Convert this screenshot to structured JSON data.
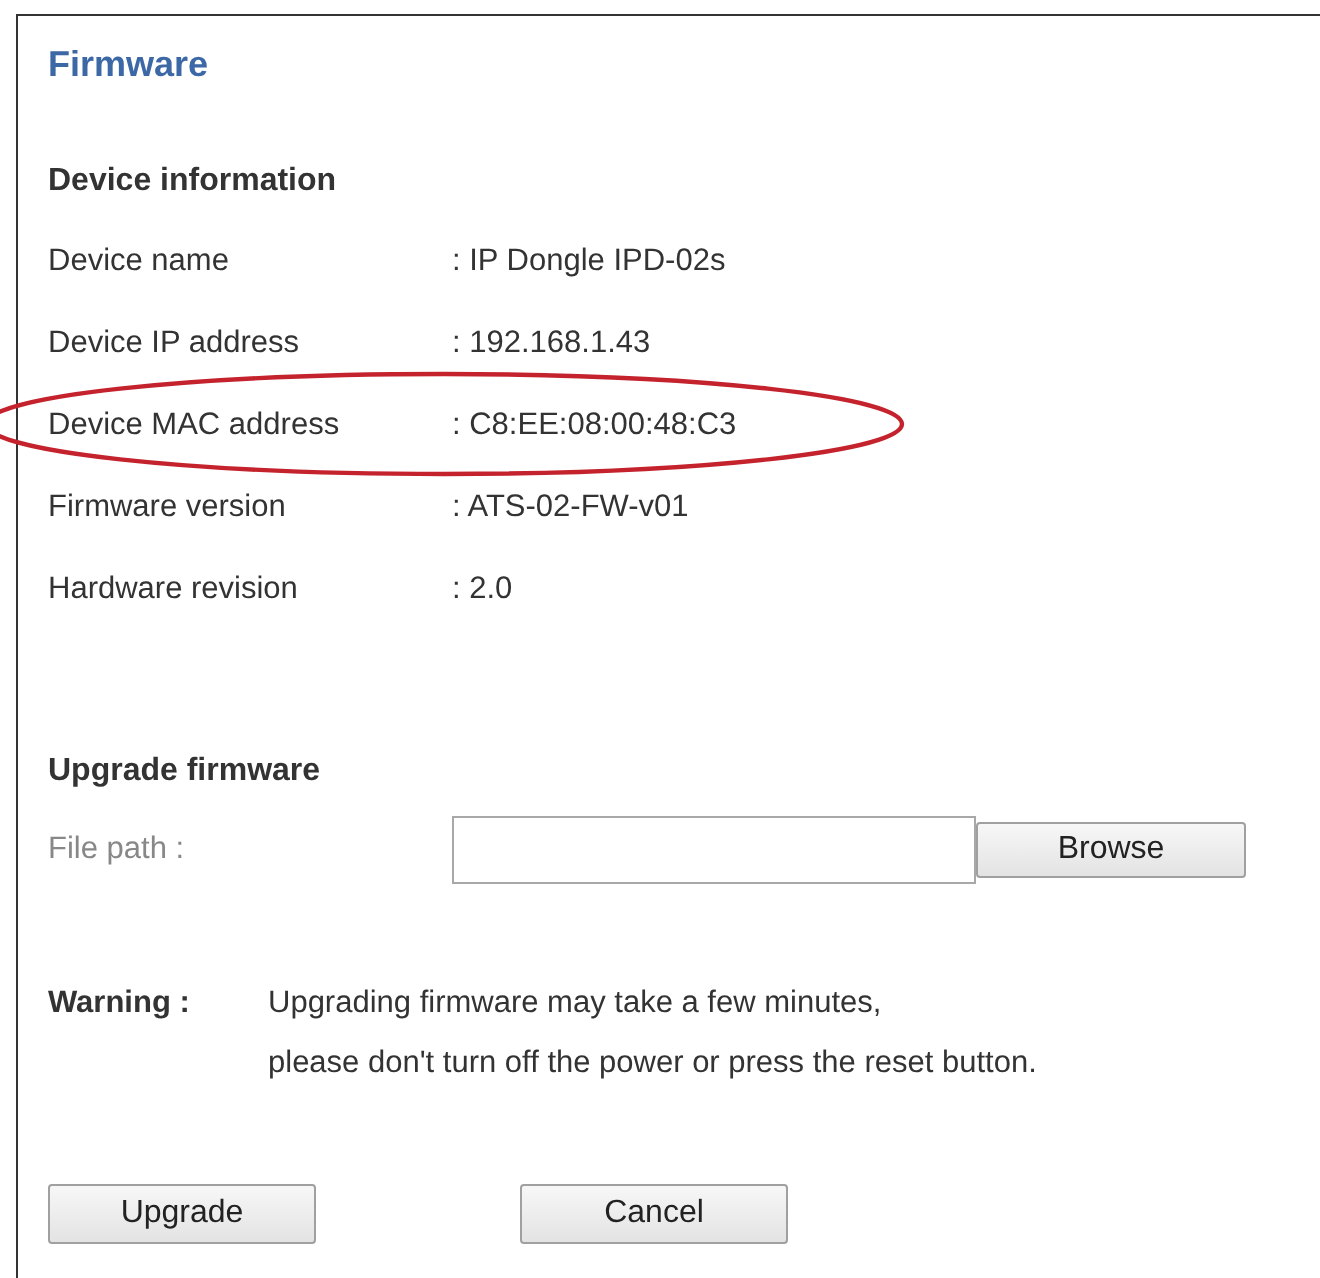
{
  "title": "Firmware",
  "info": {
    "heading": "Device information",
    "rows": [
      {
        "label": "Device name",
        "value": ": IP Dongle IPD-02s",
        "highlighted": false
      },
      {
        "label": "Device IP address",
        "value": ": 192.168.1.43",
        "highlighted": false
      },
      {
        "label": "Device MAC address",
        "value": ": C8:EE:08:00:48:C3",
        "highlighted": true
      },
      {
        "label": "Firmware version",
        "value": ": ATS-02-FW-v01",
        "highlighted": false
      },
      {
        "label": "Hardware revision",
        "value": ": 2.0",
        "highlighted": false
      }
    ]
  },
  "upgrade": {
    "heading": "Upgrade firmware",
    "file_label": "File path :",
    "browse_button": "Browse"
  },
  "warning": {
    "label": "Warning :",
    "lines": [
      "Upgrading firmware may take a few minutes,",
      "please don't turn off the power or press the reset button."
    ]
  },
  "buttons": [
    "Upgrade",
    "Cancel"
  ]
}
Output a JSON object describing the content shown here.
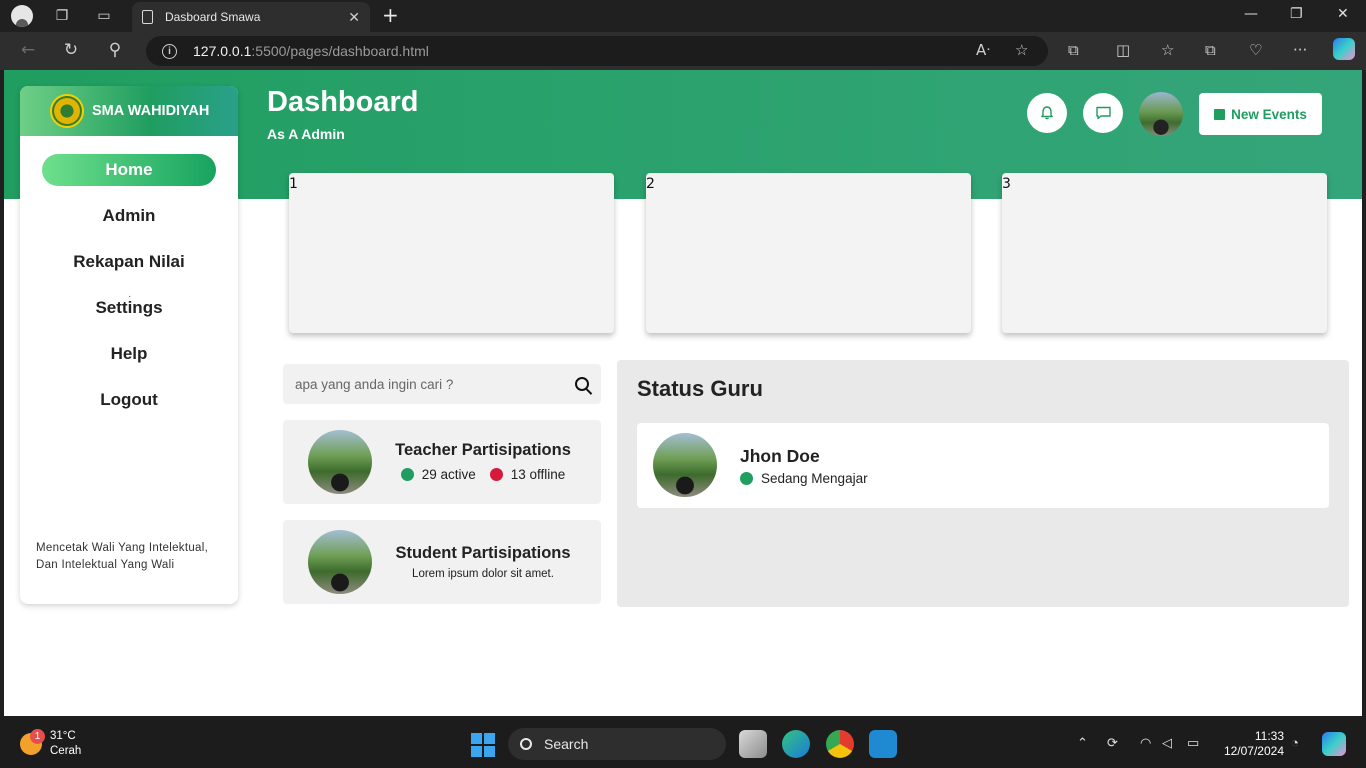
{
  "browser": {
    "tab_title": "Dasboard Smawa",
    "url_host": "127.0.0.1",
    "url_path": ":5500/pages/dashboard.html"
  },
  "sidebar": {
    "brand": "SMA WAHIDIYAH",
    "items": [
      {
        "label": "Home",
        "active": true
      },
      {
        "label": "Admin"
      },
      {
        "label": "Rekapan Nilai"
      },
      {
        "label": "Settings"
      },
      {
        "label": "Help"
      },
      {
        "label": "Logout"
      }
    ],
    "tagline": "Mencetak Wali Yang Intelektual, Dan Intelektual Yang Wali"
  },
  "header": {
    "title": "Dashboard",
    "subtitle": "As A Admin",
    "new_events_label": "New Events",
    "icons": [
      "bell-icon",
      "chat-icon",
      "calendar-icon"
    ]
  },
  "stat_cards": [
    "1",
    "2",
    "3"
  ],
  "search": {
    "placeholder": "apa yang anda ingin cari ?"
  },
  "teacher_participation": {
    "title": "Teacher Partisipations",
    "active": "29 active",
    "offline": "13 offline"
  },
  "student_participation": {
    "title": "Student Partisipations",
    "description": "Lorem ipsum dolor sit amet."
  },
  "status_guru": {
    "title": "Status Guru",
    "teachers": [
      {
        "name": "Jhon Doe",
        "status": "Sedang Mengajar"
      }
    ]
  },
  "colors": {
    "brand_green": "#1f9e60",
    "active_dot": "#1f9e60",
    "offline_dot": "#d7193a"
  },
  "taskbar": {
    "temp": "31°C",
    "weather": "Cerah",
    "weather_badge": "1",
    "search_label": "Search",
    "time": "11:33",
    "date": "12/07/2024"
  }
}
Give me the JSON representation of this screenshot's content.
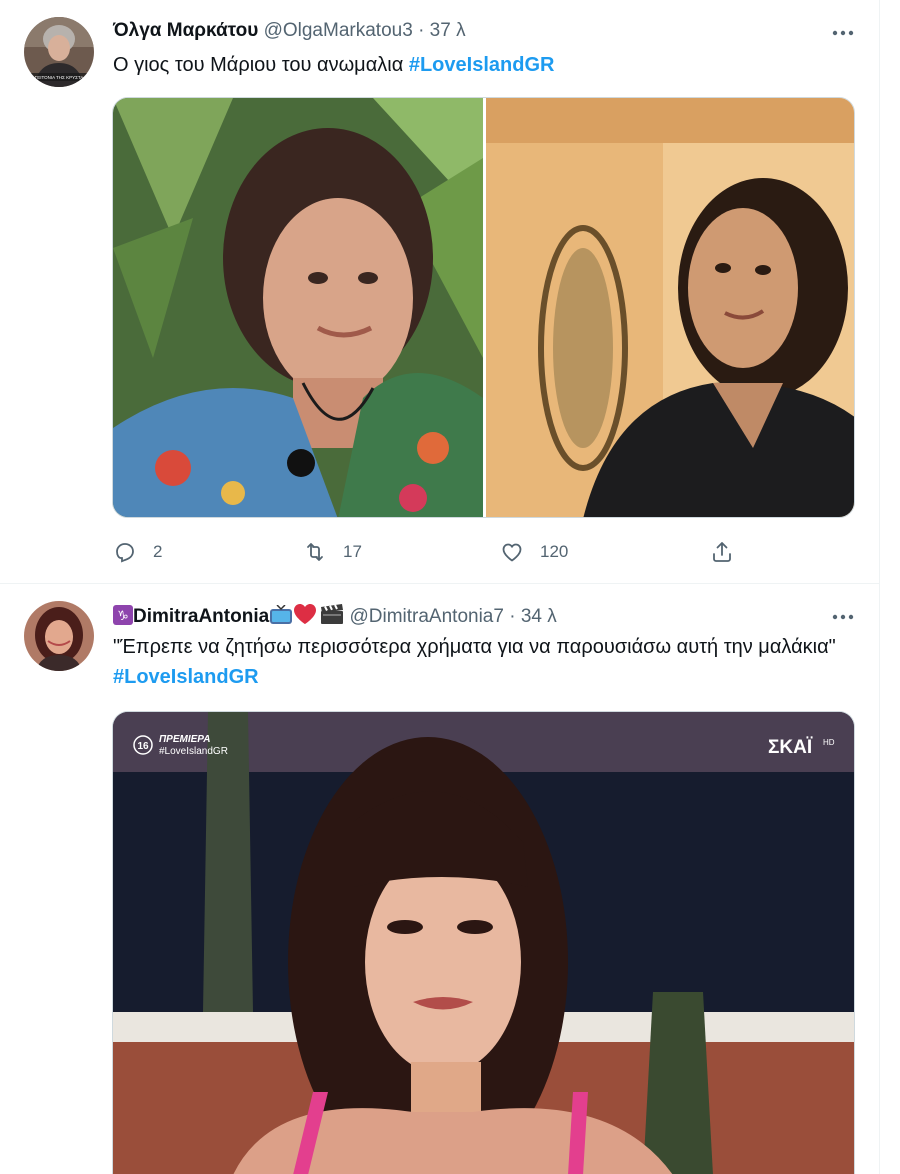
{
  "tweets": [
    {
      "author_name": "Όλγα Μαρκάτου",
      "author_handle": "@OlgaMarkatou3",
      "separator": "·",
      "time": "37 λ",
      "text_plain": "Ο γιος του Μάριου του ανωμαλια ",
      "hashtag": "#LoveIslandGR",
      "avatar_caption": "ΓΕΙΤΟΝΙΑ ΤΗΣ ΚΡΥΣΤΑ",
      "replies": "2",
      "retweets": "17",
      "likes": "120"
    },
    {
      "name_prefix_emoji": "♑",
      "author_name": "DimitraAntonia",
      "name_suffix_emojis": [
        "📺",
        "❤️",
        "🎬"
      ],
      "author_handle": "@DimitraAntonia7",
      "separator": "·",
      "time": "34 λ",
      "text_plain": "\"Έπρεπε να ζητήσω περισσότερα χρήματα για να παρουσιάσω αυτή την μαλάκια\" ",
      "hashtag": "#LoveIslandGR",
      "video_overlay": {
        "rating": "16",
        "premiere": "ΠΡΕΜΙΕΡΑ",
        "tag": "#LoveIslandGR",
        "channel": "ΣΚΑΪ",
        "quality": "HD"
      }
    }
  ],
  "icons": [
    "more-icon",
    "reply-icon",
    "retweet-icon",
    "like-icon",
    "share-icon"
  ],
  "colors": {
    "text": "#0f1419",
    "secondary": "#536471",
    "hashtag": "#1d9bf0",
    "border": "#eff3f4"
  }
}
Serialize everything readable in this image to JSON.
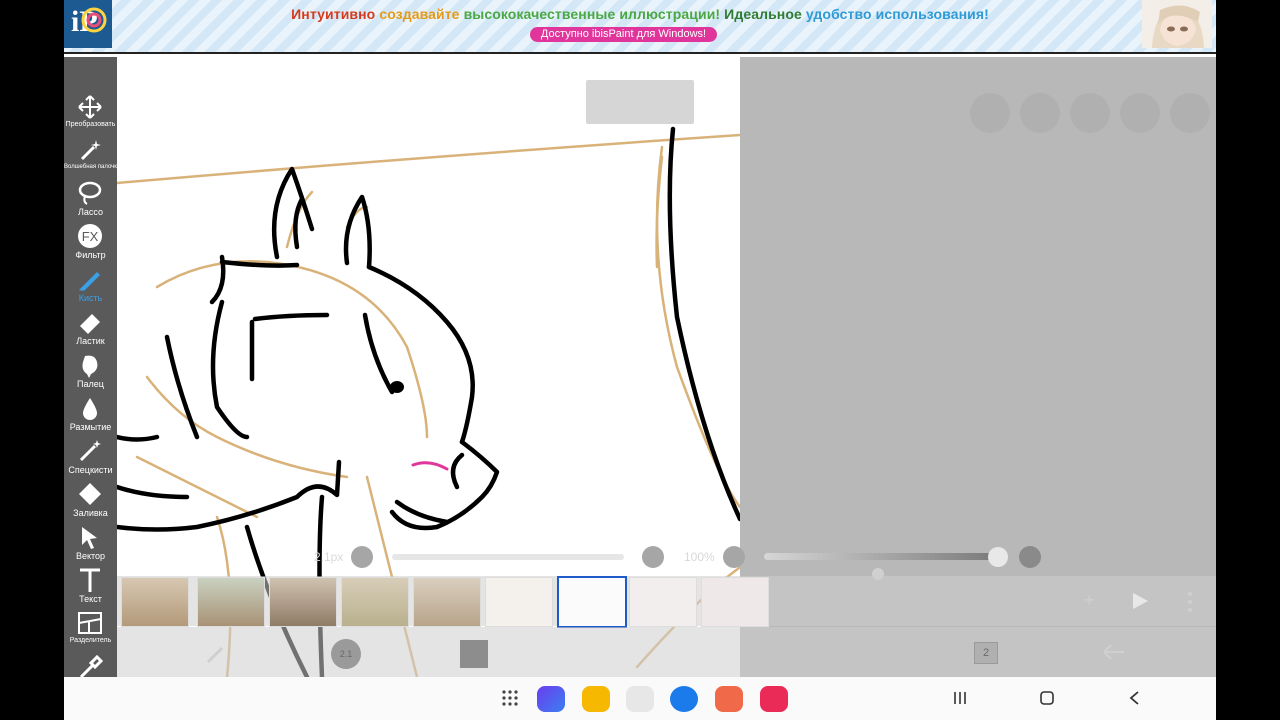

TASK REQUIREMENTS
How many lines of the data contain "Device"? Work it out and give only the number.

WRITTEN ANSWER
4